It’s fitting that Jonathan Meese’s first exhibition in Scotland should take place in a former glue factory, his art employing as it does a logic of continual adhesion and connection, sticking and pasting and piling-on. Even by the existing standards of Meese’s chaotic bricolage, the installation Pump Up the Vampire, Pump Up the Vampire, Pump Up the Vampire, Smell! (2014), had an especially scrappy texture. Achieved during a short residency, there were few traces, among the heaps of junk, over-painted rugs, plastic tents, trolleys and chipboard screens, of the assured painter revealed in his 2003 show The Empire Portraits 1903 at his London gallery, Modern Art.
Also obscure were the particular conceptual and practical strategies which the local curatorial collective YOUNG TEAM had undertaken in the project. Though the press release declared aspirations to a ‘collegiate atmosphere’ one couldn’t tell. Meese seemed to be imprinted over every inch of the installation, from didactic videos to handwritten notes. YOUNG TEAM’s avowed intention to use material only sourced in Glasgow, meanwhile, was also fairly inscrutable: either simply because one city’s junk looks just like another’s, or because certain elements clearly culled from the artist’s resources – engrossing assemblages of vintage film posters, for example – drew attention from the anonymous ones. If it was hard to identify which elements of the installation (if any) sprang from its specific, local context, it was fun to speculate all the same. Didn’t that huge sheet of bubble-wrap draped from the ceiling, sparsely daubed in fluorescents, for example, look like a parody of a certain Glasgow minimalism – like Karla Black on crack?
Writing about Meese invites cliché, since cliché is one of his own concerns. Not only does his work revert to symbols and iconography pre-dyed in association – whether a salute, a military motif, or a teen pin-up – it utilizes cliché’s sentimental power, while simultaneously mocking its rhetoric. I can only comprehend certain elements of this installation as exercises in this kind of double standard: the female shop-window dummy, say, draped with an Iron Cross, smeared with black paint, giant syringe in one hand, face overlaid with multiple animal jawbones. Bearing the words ‘Fräulein Bratwurscht’ (Miss Sausage) on one breast, this figure was both kitschy and horrific – its nihilistic idiocy seeming both to mitigate and reinforce its impact.

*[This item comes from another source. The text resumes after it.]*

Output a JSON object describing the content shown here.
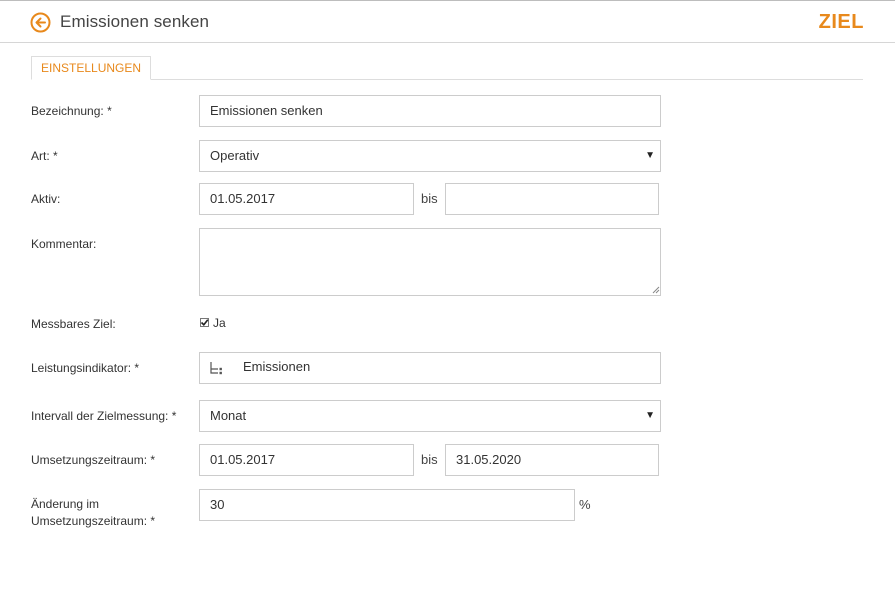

If Meese’s Ahoi de Angst (Fear Ahoy, 1998) at the first Berlin Biennale drew on the bedroom of the teenage loner, Vampire…, jammed with pornographic collages, makeshift altars, tributes to E.T. and Parsifal, felt like a shoddy squat, inhabited by a brutal but clueless political cult. Among the darkness and detritus, I half-expected to find a traffic cone stolen as a student prank (if I had, would the environment feel more threatening or less?) to go with the slacker-ish phrase ‘FUZZY MIT DEN LANGEN DINGEN’ (‘fuzzy with the long things’) visible near the entrance. It might accordingly seem strange to expect anything but fuzziness from Meese on the ‘long things’ of philosophy or ideology, but Roberto Ohrt’s catalogue essay nevertheless cogently positions Meese’s work in German political debate: the total right to expression pitched against postwar social ‘responsibilities’ (Ohrt notes a Tübingen court barring an anti fascist charity from displaying its logo, since it included the banned swastika). Yet the ‘Dictatorship of Art’ which Meese invokes as an aspect of his excess appears on shakier ground in Glasgow. Every written occurrence of that phrase apparently matched by a counter-assertion: ‘DIE HERRSCHAFT der Kunst ist kein DING’ (THE LORDSHIP of art is no THING); ‘ART IS NO HOLY GRAIL’; ‘Kunst ist keine religion, aber religion ist kunst’ (‘Art is not religion, but religion is art’).
The artist, then – and this is fully Meese’s gig – cuts a figure both frightening and risible, deeply serious and totally flippant, powerful and meaningless. Meese wants to have it both ways – always. And perhaps he can. Leaving the exhibition, still enthralled, I noticed a multi-part signpost, each part pointing ‘GO / GO / GO’. But where?